the mitochondrion, where it is believed to negatively regulate the release of
cytochrome C into the cytoplasm after an apoptotic signal has triggered
dimerization of bax protein. Thus, high levels of bcl-2 decrease apoptosis by
preventing or slowing downstream activation of caspases via cytochrome C.
Preclinical studies have shown that antisense-mediated reduction of bcl-2
consistently amplifies the cytotoxic activity of many chemotherapeutic agents
across a broad range of hematologic malignancies and solid tumors. However,
homologous recombination has generated a murine bcl-2 -/- knockout that displays
profound immunodeficiency due to lymphoid hypoplasia, suggesting that the
presence of bcl-2 itself is an essential viability factor for lymphoid cells.
bcl-2 is commonly overexpressed in chronic lymphocytic leukemia (CLL) cells,
and recent in vitro data indicate that antisense-mediated reduction of bcl-2
protein directly induces apoptosis of CLL cells in the absence of other agents.
Therefore, concurrent with a randomized trial that uses bcl-2 antisense (Genasense)
combined with fludarabine (Fludara)/cyclophosphamide (Cytoxan, Neosar), we
initiated a clinical study to evaluate its pharmacokinetics in CLL patients,
biokinetics of bcl-2 protein down-regulation, and reexpression in CLL cells, and
to examine whether this drug exhibited single-agent activity independent of its
To date, 14 patients have been treated with bcl-2 antisense administered as a
continuous IV infusion at doses ranging from 3 to 7 mg/kg/d for 5 to 7 days
every 3 weeks.

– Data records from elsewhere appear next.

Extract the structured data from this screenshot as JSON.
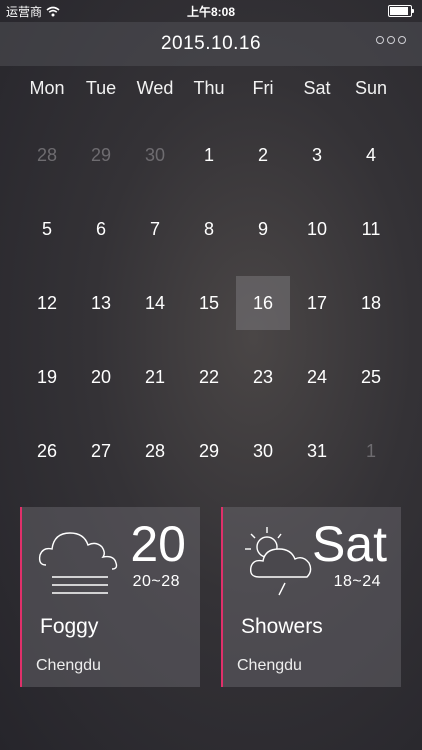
{
  "status": {
    "carrier": "运营商",
    "time": "上午8:08"
  },
  "header": {
    "title": "2015.10.16"
  },
  "weekdays": [
    "Mon",
    "Tue",
    "Wed",
    "Thu",
    "Fri",
    "Sat",
    "Sun"
  ],
  "days": [
    {
      "n": "28",
      "muted": true
    },
    {
      "n": "29",
      "muted": true
    },
    {
      "n": "30",
      "muted": true
    },
    {
      "n": "1"
    },
    {
      "n": "2"
    },
    {
      "n": "3"
    },
    {
      "n": "4"
    },
    {
      "n": "5"
    },
    {
      "n": "6"
    },
    {
      "n": "7"
    },
    {
      "n": "8"
    },
    {
      "n": "9"
    },
    {
      "n": "10"
    },
    {
      "n": "11"
    },
    {
      "n": "12"
    },
    {
      "n": "13"
    },
    {
      "n": "14"
    },
    {
      "n": "15"
    },
    {
      "n": "16",
      "selected": true
    },
    {
      "n": "17"
    },
    {
      "n": "18"
    },
    {
      "n": "19"
    },
    {
      "n": "20"
    },
    {
      "n": "21"
    },
    {
      "n": "22"
    },
    {
      "n": "23"
    },
    {
      "n": "24"
    },
    {
      "n": "25"
    },
    {
      "n": "26"
    },
    {
      "n": "27"
    },
    {
      "n": "28"
    },
    {
      "n": "29"
    },
    {
      "n": "30"
    },
    {
      "n": "31"
    },
    {
      "n": "1",
      "muted": true
    }
  ],
  "cards": [
    {
      "icon": "fog-cloud-icon",
      "big": "20",
      "range": "20~28",
      "condition": "Foggy",
      "city": "Chengdu"
    },
    {
      "icon": "sun-cloud-rain-icon",
      "big": "Sat",
      "range": "18~24",
      "condition": "Showers",
      "city": "Chengdu"
    }
  ],
  "colors": {
    "accent": "#e0306a"
  }
}
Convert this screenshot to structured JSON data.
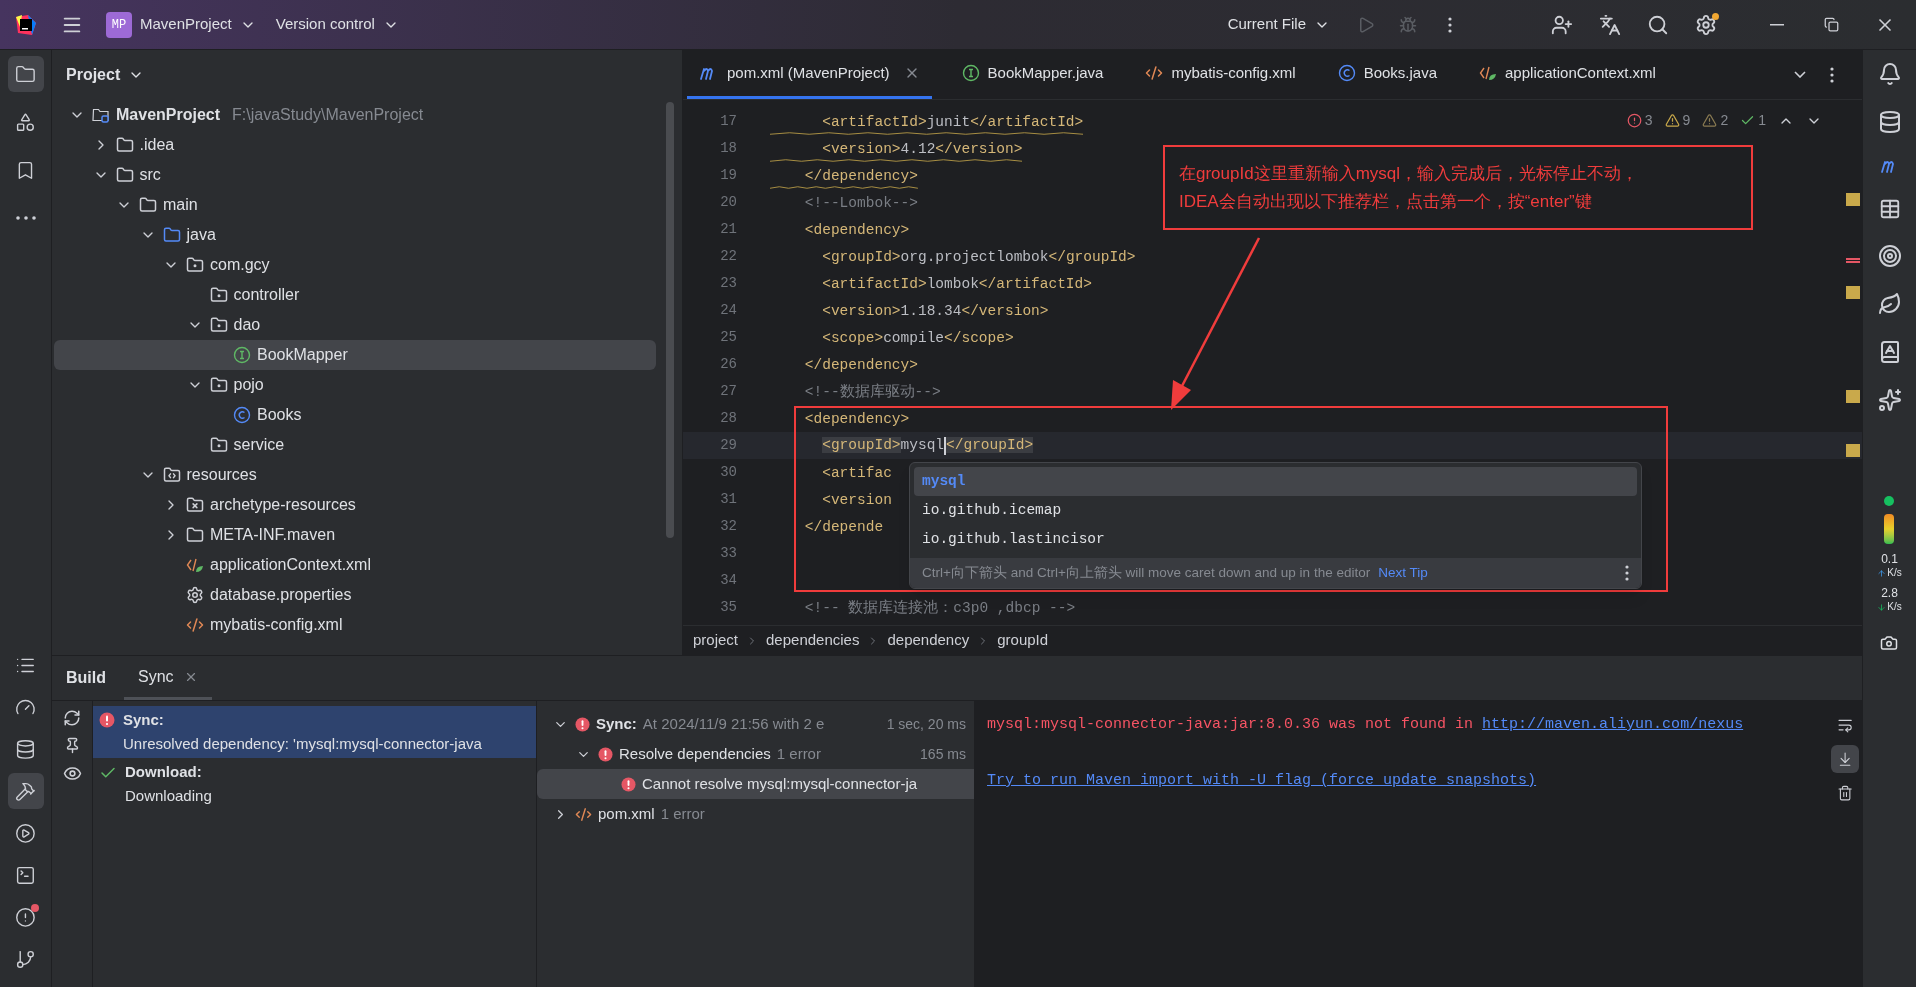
{
  "title_bar": {
    "project_badge": "MP",
    "project": "MavenProject",
    "vcs": "Version control",
    "run_config": "Current File"
  },
  "left_tools": [
    {
      "kind": "project",
      "selected": true,
      "alert": false
    },
    {
      "kind": "structure",
      "selected": false,
      "alert": false
    },
    {
      "kind": "bookmarks",
      "selected": false,
      "alert": false
    },
    {
      "kind": "more",
      "selected": false,
      "alert": false
    }
  ],
  "left_tools_bottom": [
    {
      "kind": "todo",
      "selected": false,
      "alert": false
    },
    {
      "kind": "profiler",
      "selected": false,
      "alert": false
    },
    {
      "kind": "database",
      "selected": false,
      "alert": false
    },
    {
      "kind": "build",
      "selected": true,
      "alert": false
    },
    {
      "kind": "services",
      "selected": false,
      "alert": false
    },
    {
      "kind": "terminal",
      "selected": false,
      "alert": false
    },
    {
      "kind": "problems",
      "selected": false,
      "alert": true
    },
    {
      "kind": "git",
      "selected": false,
      "alert": false
    }
  ],
  "project_panel": {
    "title": "Project",
    "tree": [
      {
        "label": "MavenProject",
        "hint": "F:\\javaStudy\\MavenProject",
        "kind": "module",
        "expanded": true,
        "selected": false,
        "children": [
          {
            "label": ".idea",
            "kind": "folder",
            "expanded": false,
            "selected": false
          },
          {
            "label": "src",
            "kind": "folder",
            "expanded": true,
            "selected": false,
            "children": [
              {
                "label": "main",
                "kind": "folder",
                "expanded": true,
                "selected": false,
                "children": [
                  {
                    "label": "java",
                    "kind": "source",
                    "expanded": true,
                    "selected": false,
                    "children": [
                      {
                        "label": "com.gcy",
                        "kind": "package",
                        "expanded": true,
                        "selected": false,
                        "children": [
                          {
                            "label": "controller",
                            "kind": "package",
                            "selected": false
                          },
                          {
                            "label": "dao",
                            "kind": "package",
                            "expanded": true,
                            "selected": false,
                            "children": [
                              {
                                "label": "BookMapper",
                                "kind": "interface",
                                "selected": true
                              }
                            ]
                          },
                          {
                            "label": "pojo",
                            "kind": "package",
                            "expanded": true,
                            "selected": false,
                            "children": [
                              {
                                "label": "Books",
                                "kind": "class",
                                "selected": false
                              }
                            ]
                          },
                          {
                            "label": "service",
                            "kind": "package",
                            "selected": false
                          }
                        ]
                      }
                    ]
                  },
                  {
                    "label": "resources",
                    "kind": "resources",
                    "expanded": true,
                    "selected": false,
                    "children": [
                      {
                        "label": "archetype-resources",
                        "kind": "template",
                        "expanded": false,
                        "selected": false
                      },
                      {
                        "label": "META-INF.maven",
                        "kind": "folder",
                        "expanded": false,
                        "selected": false
                      },
                      {
                        "label": "applicationContext.xml",
                        "kind": "spring-xml",
                        "selected": false
                      },
                      {
                        "label": "database.properties",
                        "kind": "properties",
                        "selected": false
                      },
                      {
                        "label": "mybatis-config.xml",
                        "kind": "xml",
                        "selected": false
                      }
                    ]
                  }
                ]
              }
            ]
          }
        ]
      }
    ]
  },
  "editor": {
    "tabs": [
      {
        "label": "pom.xml (MavenProject)",
        "kind": "maven",
        "selected": true,
        "closable": true
      },
      {
        "label": "BookMapper.java",
        "kind": "interface",
        "selected": false,
        "closable": false
      },
      {
        "label": "mybatis-config.xml",
        "kind": "xml",
        "selected": false,
        "closable": false
      },
      {
        "label": "Books.java",
        "kind": "class",
        "selected": false,
        "closable": false
      },
      {
        "label": "applicationContext.xml",
        "kind": "spring-xml",
        "selected": false,
        "closable": false
      }
    ],
    "inspections": [
      {
        "kind": "error",
        "count": "3"
      },
      {
        "kind": "warning",
        "count": "9"
      },
      {
        "kind": "weak",
        "count": "2"
      },
      {
        "kind": "ok",
        "count": "1"
      }
    ],
    "lines": [
      {
        "number": "17",
        "kind": "code",
        "text": "      <artifactId>junit</artifactId>",
        "warning": true,
        "current": false,
        "caret": false
      },
      {
        "number": "18",
        "kind": "code",
        "text": "      <version>4.12</version>",
        "warning": true,
        "current": false,
        "caret": false
      },
      {
        "number": "19",
        "kind": "code",
        "text": "    </dependency>",
        "warning": true,
        "current": false,
        "caret": false
      },
      {
        "number": "20",
        "kind": "comment",
        "text": "    <!--Lombok-->",
        "warning": false,
        "current": false,
        "caret": false
      },
      {
        "number": "21",
        "kind": "code",
        "text": "    <dependency>",
        "warning": false,
        "current": false,
        "caret": false
      },
      {
        "number": "22",
        "kind": "code",
        "text": "      <groupId>org.projectlombok</groupId>",
        "warning": false,
        "current": false,
        "caret": false
      },
      {
        "number": "23",
        "kind": "code",
        "text": "      <artifactId>lombok</artifactId>",
        "warning": false,
        "current": false,
        "caret": false
      },
      {
        "number": "24",
        "kind": "code",
        "text": "      <version>1.18.34</version>",
        "warning": false,
        "current": false,
        "caret": false
      },
      {
        "number": "25",
        "kind": "code",
        "text": "      <scope>compile</scope>",
        "warning": false,
        "current": false,
        "caret": false
      },
      {
        "number": "26",
        "kind": "code",
        "text": "    </dependency>",
        "warning": false,
        "current": false,
        "caret": false
      },
      {
        "number": "27",
        "kind": "comment",
        "text": "    <!--数据库驱动-->",
        "warning": false,
        "current": false,
        "caret": false
      },
      {
        "number": "28",
        "kind": "code",
        "text": "    <dependency>",
        "warning": false,
        "current": false,
        "caret": false
      },
      {
        "number": "29",
        "kind": "code",
        "text": "      <groupId>mysql</groupId>",
        "warning": false,
        "current": true,
        "caret": true
      },
      {
        "number": "30",
        "kind": "code",
        "text": "      <artifac",
        "warning": false,
        "current": false,
        "caret": false
      },
      {
        "number": "31",
        "kind": "code",
        "text": "      <version",
        "warning": false,
        "current": false,
        "caret": false
      },
      {
        "number": "32",
        "kind": "code",
        "text": "    </depende",
        "warning": false,
        "current": false,
        "caret": false
      },
      {
        "number": "33",
        "kind": "code",
        "warning": false,
        "current": false,
        "caret": false
      },
      {
        "number": "34",
        "kind": "code",
        "warning": false,
        "current": false,
        "caret": false
      },
      {
        "number": "35",
        "kind": "comment",
        "text": "    <!-- 数据库连接池：c3p0 ,dbcp -->",
        "warning": false,
        "current": false,
        "caret": false
      }
    ],
    "completion": {
      "items": [
        {
          "label": "mysql",
          "selected": true
        },
        {
          "label": "io.github.icemap",
          "selected": false
        },
        {
          "label": "io.github.lastincisor",
          "selected": false
        }
      ],
      "tip": "Ctrl+向下箭头 and Ctrl+向上箭头 will move caret down and up in the editor",
      "tip_link": "Next Tip"
    },
    "annotation": {
      "lines": [
        "在groupId这里重新输入mysql，输入完成后，光标停止不动，",
        "IDEA会自动出现以下推荐栏，点击第一个，按“enter”键"
      ]
    },
    "breadcrumbs": [
      "project",
      "dependencies",
      "dependency",
      "groupId"
    ]
  },
  "build": {
    "title": "Build",
    "tabs": [
      {
        "label": "Sync",
        "selected": true
      }
    ],
    "events": [
      {
        "kind": "error",
        "title": "Sync:",
        "detail": "Unresolved dependency: 'mysql:mysql-connector-java",
        "selected": true
      },
      {
        "kind": "success",
        "title": "Download:",
        "detail": "Downloading",
        "selected": false
      }
    ],
    "tree": [
      {
        "kind": "error",
        "label": "Sync:",
        "detail": "At 2024/11/9 21:56 with 2 e",
        "time": "1 sec, 20 ms",
        "expanded": true,
        "selected": false,
        "children": [
          {
            "kind": "error",
            "label": "Resolve dependencies",
            "detail": "1 error",
            "time": "165 ms",
            "expanded": true,
            "selected": false,
            "children": [
              {
                "kind": "error",
                "label": "Cannot resolve mysql:mysql-connector-ja",
                "selected": true
              }
            ]
          }
        ]
      },
      {
        "kind": "xml",
        "label": "pom.xml",
        "detail": "1 error",
        "expanded": false,
        "selected": false
      }
    ],
    "console": [
      {
        "kind": "error",
        "text": "mysql:mysql-connector-java:jar:8.0.36 was not found in ",
        "link": "http://maven.aliyun.com/nexus"
      },
      {
        "kind": "link",
        "text": "Try to run Maven import with -U flag (force update snapshots)"
      }
    ],
    "console_tools": [
      {
        "kind": "wrap",
        "selected": false
      },
      {
        "kind": "scroll",
        "selected": true
      },
      {
        "kind": "clear",
        "selected": false
      }
    ]
  },
  "network": {
    "up": "0.1",
    "up_unit": "K/s",
    "down": "2.8",
    "down_unit": "K/s"
  }
}
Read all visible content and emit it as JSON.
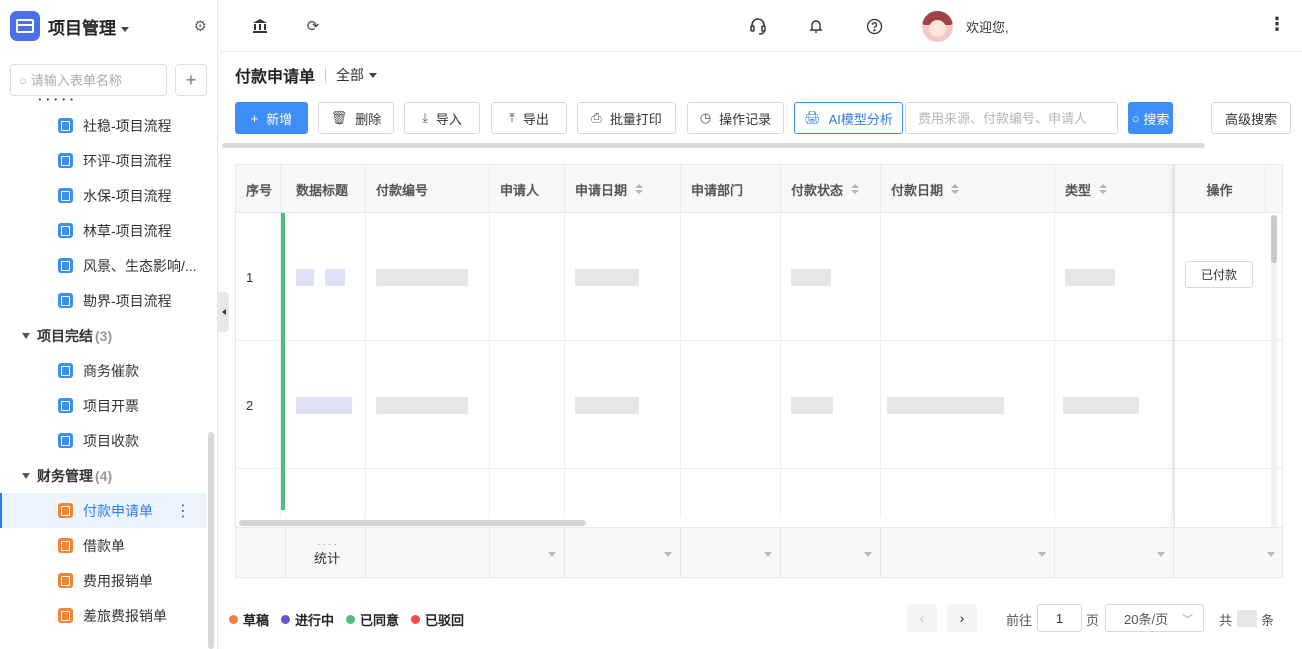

At the 5- and 7-mg/kg/d dose levels, 6 patients experienced high
fever; 6 patients had hypotension (2 severe) and hypoglycemia requiring
intensive care unit admission. One patient developed transient acral cyanosis
due to development of a cold agglutinin during the first course, and one patient
developed severe sacral pain and a Coombs-positive hemolytic anemia during the
second course. Several patients achieved reduction of peripheral leukocytosis,
one of whom had tumor lysis syndrome.
CONCLUSION: In summary, unlike patients with solid tumors who routinely
tolerate doses of 7 mg/kg/d (but similar to patients with non-Hodgkin’s
lymphoma), patients with CLL appear markedly more sensitive to bcl-2 antisense.
Whether this decreased tolerance is due to the differing biology of bcl-2 in
lymphoid cells is unclear. Because of these reactions, all current studies in
CLL have reduced initial drug dose to 3 mg/kg/d, used prednisone (10 mg/d × 3 days) to ameliorate early febrile response, and employed appropriate
prophylaxis against tumor lysis. bcl-2 antisense may exert single-agent activity
in CLL that does not depend upon chemosensitization to other cytotoxic drugs.